Practical Guide to Sustainable Research Data – Science Europe

“This Practical Guide provides guidance to ensure the long-term preservation and accessibility of research data, and supports organisations to provide a framework in which researchers can share their output in a sustainable way.

It includes three complementary maturity matrices for funders, performers, and data infrastructures. These allow them to evaluate the current status of their policies and practices, and to identify next steps towards sustainable data sharing and seeking alignment with other organisations in doing so….”

Take action to stop the lock up of research and learning

“We, IOI, ask the community to join us as we coordinate an effort to:

Audit Clarivate and ProQuests’ data resale and surveillance practices and policies.
Organize a community consultation on data governance for institutional customers of Clarivate and ProQuest services.
Review Clarivate and ProQuest’s pricing, terms of use, lock-in policies, & contract details.
Call for institutions to commit to anti-surveillance practices, first by signing below, and then by working together to improve terms of use to support this aim….”

Yes, you MAY! SCOSS social media campaign for Open Science Infrastructures – SCOSS – The Global Sustainability Coalition for Open Science Services

“COVID-19 has adversely affected pledging for the recent SCOSS infrastructures, which is why we have proclaimed May and June as the Months of Contributing to Open Science Infrastructures (OSIs). A social media campaign under the title Yes, you MAY was launched in May to raise awareness about the importance of supporting OSIs. It took the form of a challenge, in which libraries and other organizations nominate each other to show how they contribute to OSIs….”

An Open Knowledge Base for the Netherlands: Report of a Community Workshop | Zenodo

Cameron Neylon, Magchiel Bijsterbosch, Alastair Dunning, Bianca Kramer, Sarah de Rijcke, Clifford Tatum, & Ludo Waltman. (2021, June 2). An Open Knowledge Base for the Netherlands: Report of a Community Workshop. Zenodo. https://doi.org/10.5281/zenodo.4893803

The concept of developing a national Open Knowledge Base for the Netherlands (NL-OKB) has been proposed in response to the strategic needs of the research community in the Netherlands. In parallel with the work of the Dutch Taskforce on Responsible Management of Research Information and Data addressing these opportunities and the preparation of a feasibility study by Dialogic, interested stakeholders were convened with the goal of identifying expert and user-community interests in and need for an NL-OKB.

The goal in convening a workshop was: 1.    To gather evidence on the feasibility of an NL-OKB 2.    To test the community interest and appetite for developing an NL-OKB 3.    To identify a practical pathway forward towards startup and implementation of an NL-OKB

Over two days, 19-20 November 2020, 35 participants representing national and international organisations met in a virtual workshop.
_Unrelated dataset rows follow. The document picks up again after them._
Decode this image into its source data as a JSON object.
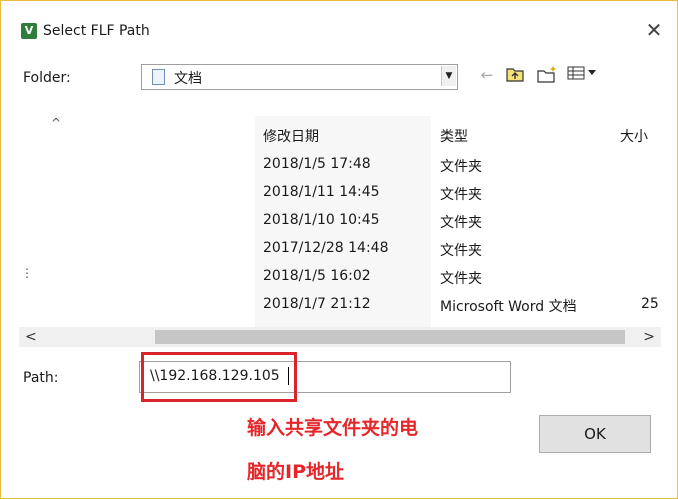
{
  "window": {
    "title": "Select FLF Path",
    "close_glyph": "✕",
    "app_icon": "flf-app-icon"
  },
  "folder": {
    "label": "Folder:",
    "value": "文档",
    "icon": "document-icon"
  },
  "toolbar": {
    "back": "←",
    "up": "up-folder-icon",
    "new": "new-folder-icon",
    "view": "view-menu-icon"
  },
  "list": {
    "columns": [
      "修改日期",
      "类型",
      "大小"
    ],
    "rows": [
      {
        "modified": "2018/1/5 17:48",
        "type": "文件夹",
        "size": ""
      },
      {
        "modified": "2018/1/11 14:45",
        "type": "文件夹",
        "size": ""
      },
      {
        "modified": "2018/1/10 10:45",
        "type": "文件夹",
        "size": ""
      },
      {
        "modified": "2017/12/28 14:48",
        "type": "文件夹",
        "size": ""
      },
      {
        "modified": "2018/1/5 16:02",
        "type": "文件夹",
        "size": ""
      },
      {
        "modified": "2018/1/7 21:12",
        "type": "Microsoft Word 文档",
        "size": "25"
      }
    ]
  },
  "scroll": {
    "left": "<",
    "right": ">"
  },
  "path": {
    "label": "Path:",
    "value": "\\\\192.168.129.105"
  },
  "annotation": {
    "line1": "输入共享文件夹的电",
    "line2": "脑的IP地址",
    "color": "#e5262a"
  },
  "ok_label": "OK"
}
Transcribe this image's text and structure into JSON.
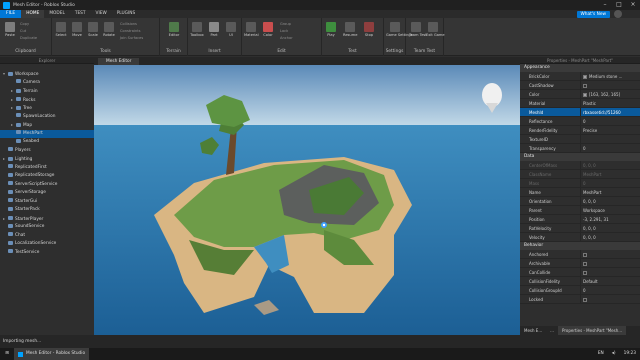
{
  "window": {
    "title": "Mesh Editor - Roblox Studio"
  },
  "menu": {
    "file": "FILE",
    "tabs": [
      "HOME",
      "MODEL",
      "TEST",
      "VIEW",
      "PLUGINS"
    ],
    "whats_new": "What's New"
  },
  "ribbon": {
    "groups": [
      "Clipboard",
      "Tools",
      "Terrain",
      "Insert",
      "Edit",
      "Test",
      "Settings",
      "Team Test"
    ],
    "buttons": [
      "Paste",
      "Select",
      "Move",
      "Scale",
      "Rotate",
      "Transform",
      "Editor",
      "Toolbox",
      "Part",
      "UI",
      "Material",
      "Color",
      "Group",
      "Lock",
      "Anchor",
      "Play",
      "Resume",
      "Stop",
      "Game Settings",
      "Team Test",
      "Exit Game"
    ],
    "small": [
      "Copy",
      "Cut",
      "Duplicate",
      "Collisions",
      "Constraints",
      "Join Surfaces",
      "Group",
      "Lock",
      "Anchor"
    ]
  },
  "explorer": {
    "title": "Explorer",
    "items": [
      {
        "label": "Workspace",
        "level": 0,
        "arrow": "▾"
      },
      {
        "label": "Camera",
        "level": 1,
        "arrow": ""
      },
      {
        "label": "Terrain",
        "level": 1,
        "arrow": "▸"
      },
      {
        "label": "Rocks",
        "level": 1,
        "arrow": "▸"
      },
      {
        "label": "Tree",
        "level": 1,
        "arrow": "▸"
      },
      {
        "label": "SpawnLocation",
        "level": 1,
        "arrow": ""
      },
      {
        "label": "Map",
        "level": 1,
        "arrow": "▸"
      },
      {
        "label": "MeshPart",
        "level": 1,
        "arrow": "",
        "selected": true
      },
      {
        "label": "Seabed",
        "level": 1,
        "arrow": ""
      },
      {
        "label": "Players",
        "level": 0,
        "arrow": ""
      },
      {
        "label": "Lighting",
        "level": 0,
        "arrow": "▸"
      },
      {
        "label": "ReplicatedFirst",
        "level": 0,
        "arrow": ""
      },
      {
        "label": "ReplicatedStorage",
        "level": 0,
        "arrow": ""
      },
      {
        "label": "ServerScriptService",
        "level": 0,
        "arrow": ""
      },
      {
        "label": "ServerStorage",
        "level": 0,
        "arrow": ""
      },
      {
        "label": "StarterGui",
        "level": 0,
        "arrow": ""
      },
      {
        "label": "StarterPack",
        "level": 0,
        "arrow": ""
      },
      {
        "label": "StarterPlayer",
        "level": 0,
        "arrow": "▸"
      },
      {
        "label": "SoundService",
        "level": 0,
        "arrow": ""
      },
      {
        "label": "Chat",
        "level": 0,
        "arrow": ""
      },
      {
        "label": "LocalizationService",
        "level": 0,
        "arrow": ""
      },
      {
        "label": "TestService",
        "level": 0,
        "arrow": ""
      }
    ]
  },
  "viewport": {
    "tab": "Mesh Editor"
  },
  "properties": {
    "title": "Properties - MeshPart \"MeshPart\"",
    "sections": [
      {
        "name": "Appearance",
        "rows": [
          {
            "k": "BrickColor",
            "v": "Medium stone ...",
            "swatch": "#a3a2a5"
          },
          {
            "k": "CastShadow",
            "v": "",
            "check": true
          },
          {
            "k": "Color",
            "v": "[163, 162, 165]",
            "swatch": "#a3a2a5"
          },
          {
            "k": "Material",
            "v": "Plastic"
          },
          {
            "k": "MeshId",
            "v": "rbxassetid://51260",
            "selected": true
          },
          {
            "k": "Reflectance",
            "v": "0"
          },
          {
            "k": "RenderFidelity",
            "v": "Precise"
          },
          {
            "k": "TextureID",
            "v": ""
          },
          {
            "k": "Transparency",
            "v": "0"
          }
        ]
      },
      {
        "name": "Data",
        "rows": [
          {
            "k": "CenterOfMass",
            "v": "0, 0, 0",
            "dim": true
          },
          {
            "k": "ClassName",
            "v": "MeshPart",
            "dim": true
          },
          {
            "k": "Mass",
            "v": "0",
            "dim": true
          },
          {
            "k": "Name",
            "v": "MeshPart"
          },
          {
            "k": "Orientation",
            "v": "0, 0, 0"
          },
          {
            "k": "Parent",
            "v": "Workspace"
          },
          {
            "k": "Position",
            "v": "-3, 2.291, 31"
          },
          {
            "k": "RotVelocity",
            "v": "0, 0, 0"
          },
          {
            "k": "Velocity",
            "v": "0, 0, 0"
          }
        ]
      },
      {
        "name": "Behavior",
        "rows": [
          {
            "k": "Anchored",
            "v": "",
            "check": true
          },
          {
            "k": "Archivable",
            "v": "",
            "check": true
          },
          {
            "k": "CanCollide",
            "v": "",
            "check": true
          },
          {
            "k": "CollisionFidelity",
            "v": "Default"
          },
          {
            "k": "CollisionGroupId",
            "v": "0"
          },
          {
            "k": "Locked",
            "v": "",
            "check": true
          }
        ]
      }
    ],
    "bottom_tabs": [
      "Mesh E...",
      "...",
      "Properties - MeshPart \"Mesh..."
    ]
  },
  "status": {
    "text": "Importing mesh..."
  },
  "taskbar": {
    "app": "Mesh Editor - Roblox Studio",
    "lang": "EN",
    "time": "19:23"
  },
  "colors": {
    "accent": "#0077d6",
    "sky_top": "#5f8fbf",
    "sky_bottom": "#cfe3ee",
    "ocean": "#1d6fa5",
    "sand": "#d8b784",
    "grass": "#5f8d3e"
  }
}
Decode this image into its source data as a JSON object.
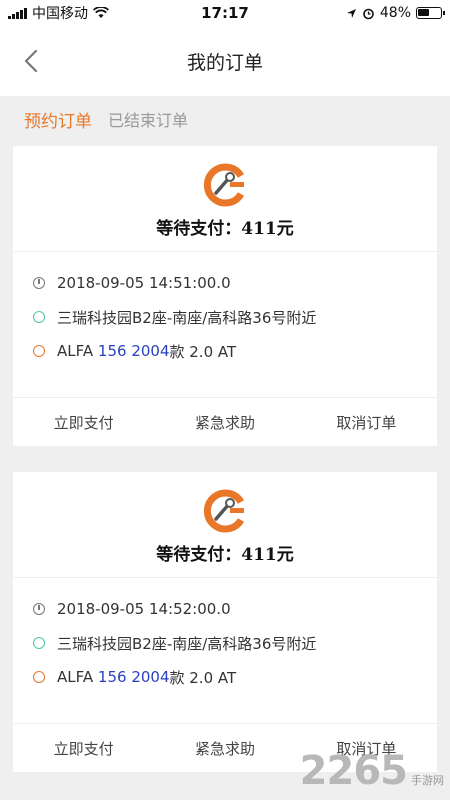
{
  "status_bar": {
    "carrier": "中国移动",
    "time": "17:17",
    "battery": "48%"
  },
  "header": {
    "title": "我的订单"
  },
  "tabs": [
    {
      "label": "预约订单",
      "active": true
    },
    {
      "label": "已结束订单",
      "active": false
    }
  ],
  "orders": [
    {
      "status": "等待支付：411元",
      "time": "2018-09-05 14:51:00.0",
      "location": "三瑞科技园B2座-南座/高科路36号附近",
      "car_brand": "ALFA",
      "car_model_num": "156 2004",
      "car_suffix": "款 2.0 AT",
      "actions": [
        "立即支付",
        "紧急求助",
        "取消订单"
      ]
    },
    {
      "status": "等待支付：411元",
      "time": "2018-09-05 14:52:00.0",
      "location": "三瑞科技园B2座-南座/高科路36号附近",
      "car_brand": "ALFA",
      "car_model_num": "156 2004",
      "car_suffix": "款 2.0 AT",
      "actions": [
        "立即支付",
        "紧急求助",
        "取消订单"
      ]
    }
  ],
  "watermark": {
    "number": "2265",
    "site": "手游网"
  },
  "colors": {
    "accent": "#e8772a",
    "green_dot": "#4cc9a4",
    "model_blue": "#2a3fbf",
    "background": "#efefef"
  }
}
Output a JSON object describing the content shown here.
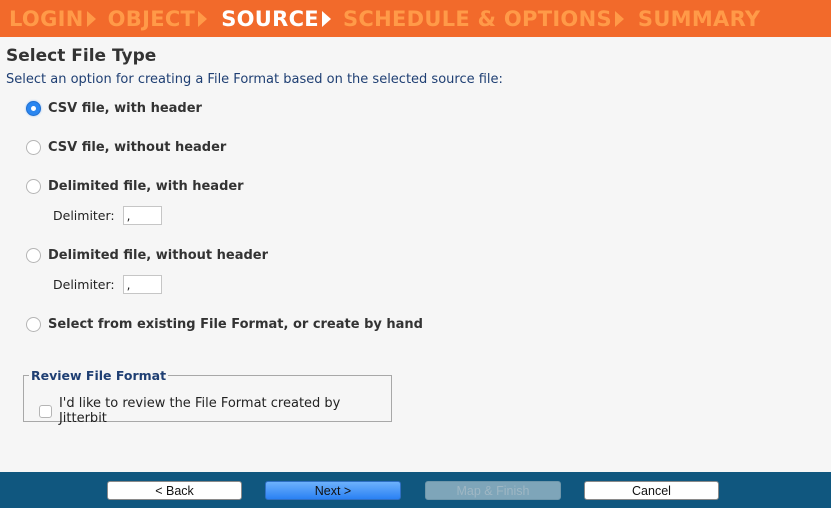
{
  "wizard": {
    "steps": [
      {
        "label": "LOGIN",
        "active": false
      },
      {
        "label": "OBJECT",
        "active": false
      },
      {
        "label": "SOURCE",
        "active": true
      },
      {
        "label": "SCHEDULE & OPTIONS",
        "active": false
      },
      {
        "label": "SUMMARY",
        "active": false
      }
    ]
  },
  "page": {
    "title": "Select File Type",
    "subtitle": "Select an option for creating a File Format based on the selected source file:"
  },
  "options": [
    {
      "label": "CSV file, with header",
      "selected": true
    },
    {
      "label": "CSV file, without header",
      "selected": false
    },
    {
      "label": "Delimited file, with header",
      "selected": false,
      "delimiter_label": "Delimiter:",
      "delimiter_value": ","
    },
    {
      "label": "Delimited file, without header",
      "selected": false,
      "delimiter_label": "Delimiter:",
      "delimiter_value": ","
    },
    {
      "label": "Select from existing File Format, or create by hand",
      "selected": false
    }
  ],
  "review": {
    "legend": "Review File Format",
    "checkbox_label": "I'd like to review the File Format created by Jitterbit",
    "checked": false
  },
  "footer": {
    "back_label": "< Back",
    "next_label": "Next >",
    "map_finish_label": "Map & Finish",
    "cancel_label": "Cancel"
  },
  "colors": {
    "header_bg": "#f26a2b",
    "footer_bg": "#10577f",
    "accent": "#2a86f0"
  }
}
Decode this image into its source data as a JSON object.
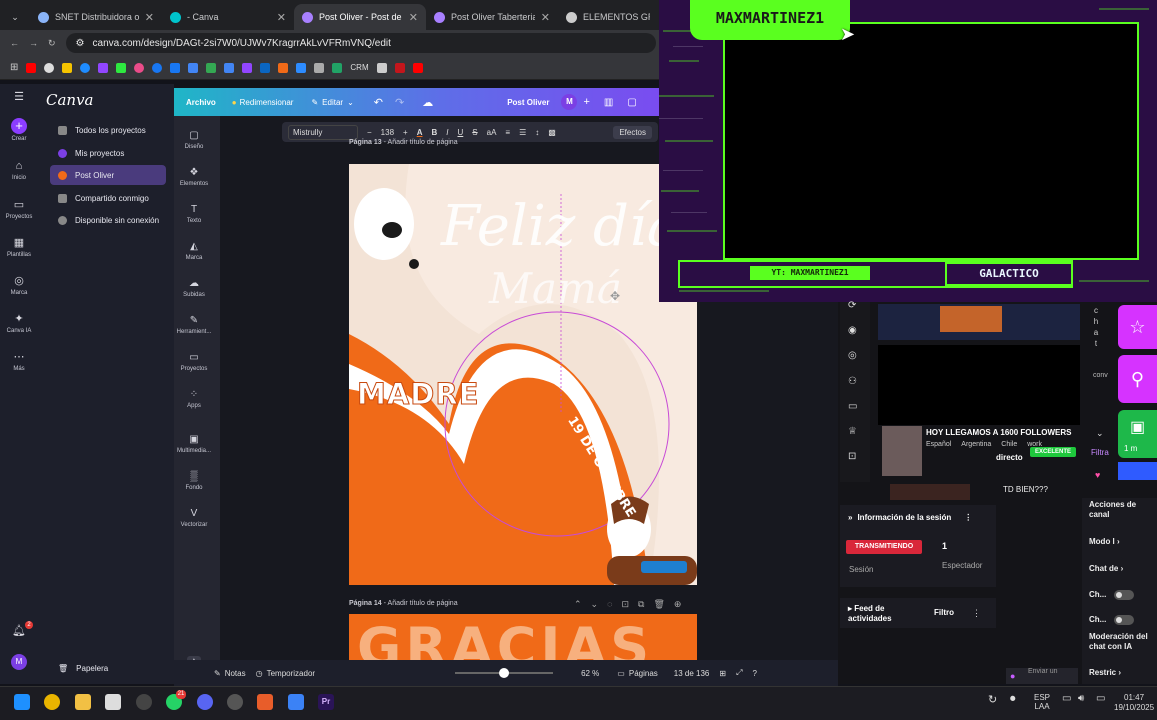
{
  "browser": {
    "tabs": [
      {
        "label": "SNET Distribuidora oliv",
        "active": false
      },
      {
        "label": "- Canva",
        "active": false
      },
      {
        "label": "Post Oliver - Post de In",
        "active": true
      },
      {
        "label": "Post Oliver Taberteria",
        "active": false
      },
      {
        "label": "ELEMENTOS GRAFICOS",
        "active": false
      }
    ],
    "url": "canva.com/design/DAGt-2si7W0/UJWv7KragrrAkLvVFRmVNQ/edit",
    "bookmarks": {
      "crm": "CRM"
    }
  },
  "canva": {
    "logo": "Canva",
    "rail": [
      {
        "icon": "plus-icon",
        "label": "Crear"
      },
      {
        "icon": "home-icon",
        "label": "Inicio"
      },
      {
        "icon": "folder-icon",
        "label": "Proyectos"
      },
      {
        "icon": "template-icon",
        "label": "Plantillas"
      },
      {
        "icon": "brand-icon",
        "label": "Marca"
      },
      {
        "icon": "sparkle-icon",
        "label": "Canva IA"
      },
      {
        "icon": "more-icon",
        "label": "Más"
      }
    ],
    "nav": [
      {
        "label": "Todos los proyectos",
        "selected": false
      },
      {
        "label": "Mis proyectos",
        "selected": false
      },
      {
        "label": "Post Oliver",
        "selected": true
      },
      {
        "label": "Compartido conmigo",
        "selected": false
      },
      {
        "label": "Disponible sin conexión",
        "selected": false
      }
    ],
    "papelera": "Papelera",
    "header": {
      "archivo": "Archivo",
      "redimensionar": "Redimensionar",
      "editar": "Editar",
      "title": "Post Oliver",
      "avatar": "M"
    },
    "tools": [
      {
        "icon": "design-icon",
        "label": "Diseño"
      },
      {
        "icon": "elements-icon",
        "label": "Elementos"
      },
      {
        "icon": "text-icon",
        "label": "Texto"
      },
      {
        "icon": "brand-icon",
        "label": "Marca"
      },
      {
        "icon": "upload-icon",
        "label": "Subidas"
      },
      {
        "icon": "tools-icon",
        "label": "Herramient..."
      },
      {
        "icon": "folder-icon",
        "label": "Proyectos"
      },
      {
        "icon": "apps-icon",
        "label": "Apps"
      },
      {
        "icon": "media-icon",
        "label": "Multimedia..."
      },
      {
        "icon": "background-icon",
        "label": "Fondo"
      },
      {
        "icon": "vector-icon",
        "label": "Vectorizar"
      }
    ],
    "format": {
      "font": "Mistrully",
      "size": "138",
      "efectos": "Efectos"
    },
    "page13": {
      "label": "Página 13",
      "sub": "- Añadir título de página"
    },
    "design": {
      "script1": "Feliz día",
      "script2": "Mamá",
      "madre": "MADRE",
      "date": "19 DE OCTUBRE"
    },
    "page14": {
      "label": "Página 14",
      "sub": "- Añadir título de página",
      "text": "GRACIAS"
    },
    "bottom": {
      "notas": "Notas",
      "temporizador": "Temporizador",
      "zoom": "62 %",
      "paginas": "Páginas",
      "pagecount": "13 de 136"
    }
  },
  "overlay": {
    "username": "MAXMARTINEZ1",
    "yt": "YT: MAXMARTINEZ1",
    "rank": "GALACTICO"
  },
  "stream": {
    "title": "HOY LLEGAMOS A 1600 FOLLOWERS",
    "tags": [
      "Español",
      "Argentina",
      "Chile",
      "work"
    ],
    "live": "directo",
    "badge": "EXCELENTE",
    "filter": "Filtra",
    "chat": "TD BIEN???",
    "sidechat": "conv",
    "session_title": "Información de la sesión",
    "status": "TRANSMITIENDO",
    "session": "Sesión",
    "viewers": "1",
    "viewers_label": "Espectador",
    "feed": "Feed de actividades",
    "filtro": "Filtro",
    "actions": "Acciones de canal",
    "modo": "Modo l",
    "chatde": "Chat de",
    "ch1": "Ch...",
    "ch2": "Ch...",
    "mod": "Moderación del chat con IA",
    "restric": "Restric",
    "enviar": "Enviar un",
    "time_badge": "1 m"
  },
  "taskbar": {
    "lang1": "ESP",
    "lang2": "LAA",
    "time": "01:47",
    "date": "19/10/2025",
    "notif": "21",
    "notif2": "2"
  }
}
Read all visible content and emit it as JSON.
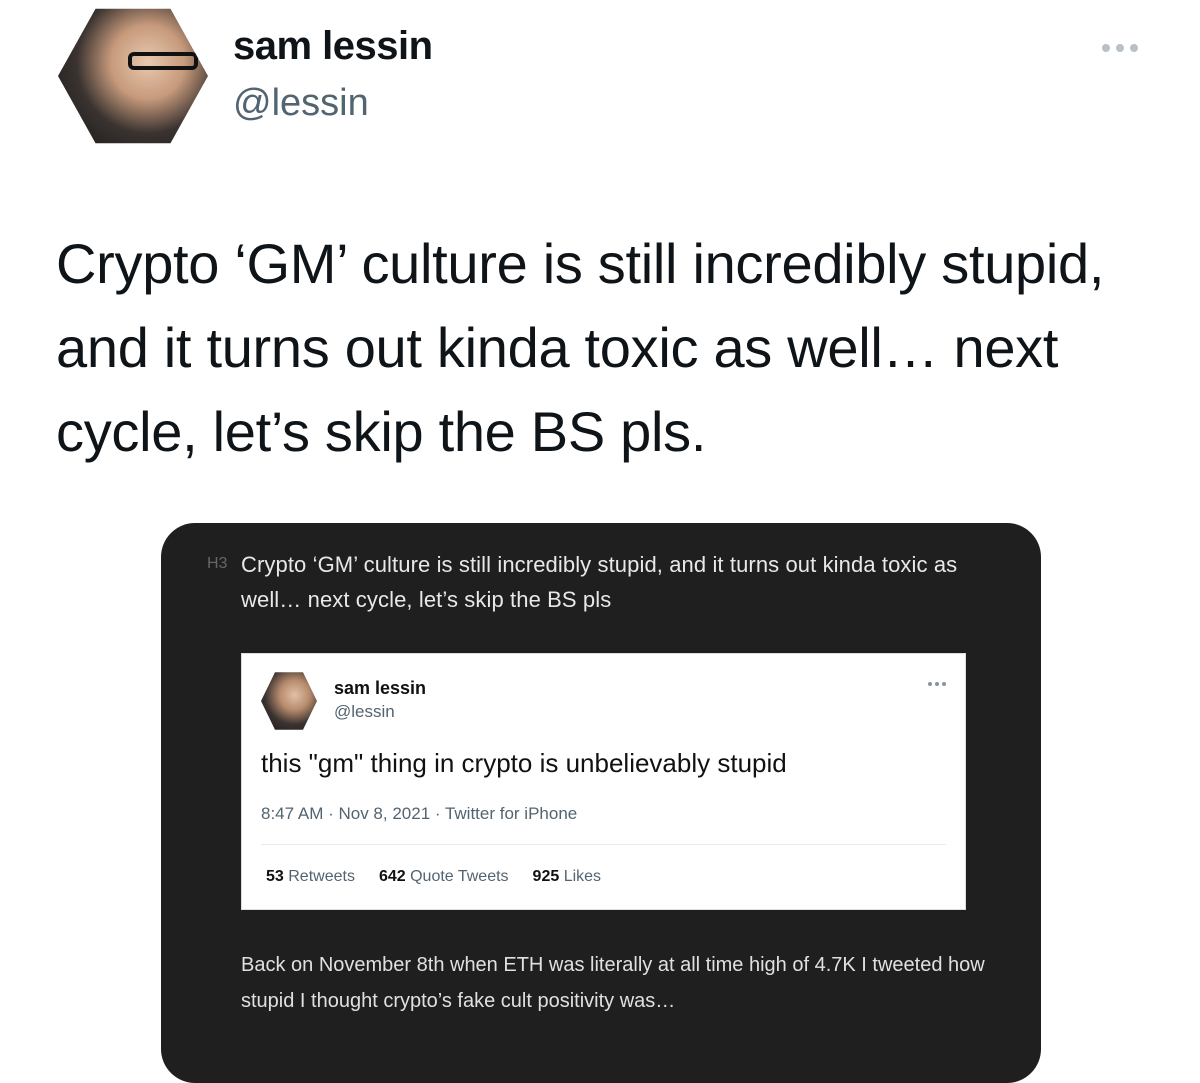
{
  "tweet": {
    "display_name": "sam lessin",
    "handle": "@lessin",
    "text": "Crypto ‘GM’ culture is still incredibly stupid, and it turns out kinda toxic as well… next cycle, let’s skip the BS pls."
  },
  "media": {
    "heading_level": "H3",
    "heading": "Crypto ‘GM’ culture is still incredibly stupid, and it turns out kinda toxic as well… next cycle, let’s skip the BS pls",
    "embedded_tweet": {
      "display_name": "sam lessin",
      "handle": "@lessin",
      "text": "this \"gm\" thing in crypto is unbelievably stupid",
      "meta": "8:47 AM · Nov 8, 2021 · Twitter for iPhone",
      "stats": [
        {
          "count": "53",
          "label": "Retweets"
        },
        {
          "count": "642",
          "label": "Quote Tweets"
        },
        {
          "count": "925",
          "label": "Likes"
        }
      ]
    },
    "body": "Back on November 8th when ETH was literally at all time high of 4.7K I tweeted how stupid I thought crypto’s fake cult positivity was…"
  },
  "icons": {
    "more": "more-options-icon"
  }
}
This included representatives of VSNU, NWO, NFU, SURF, DANS, CWTS and a range of Netherlands institutions alongside international stakeholders such as Crossref, ORCID, OpenAIRE, DataCite, SPARC North America, Jisc, UKRI and others.

There was strong support for an NL-OKB amongst the assembled group. The group as a whole was strongly in favour of the development of an NL-OKB run on behalf of and controlled by the academic community. Of those present, virtually all indicated they had a direct stake and interest in supporting the development of an NL-OKB. International participants were also keen to see efforts in the Netherlands succeed as an exemplar to be drawn upon. The assembled group reached a series of consensus conclusions, that taken together provide the beginnings of a roadmap for further development.

This report was prepared by the workshop conveners: Cameron Neylon (Curtin University), Magchiel Bijsterbosch (SURF), Alastair Dunning (TU Delft), Bianca Kramer (Utrecht University), Sarah de Rijcke (Leiden University), Clifford Tatum (SURF; Leiden University) and Ludo Waltman (Leiden University). The report may be re-used under a Creative Common Attribution v4 License.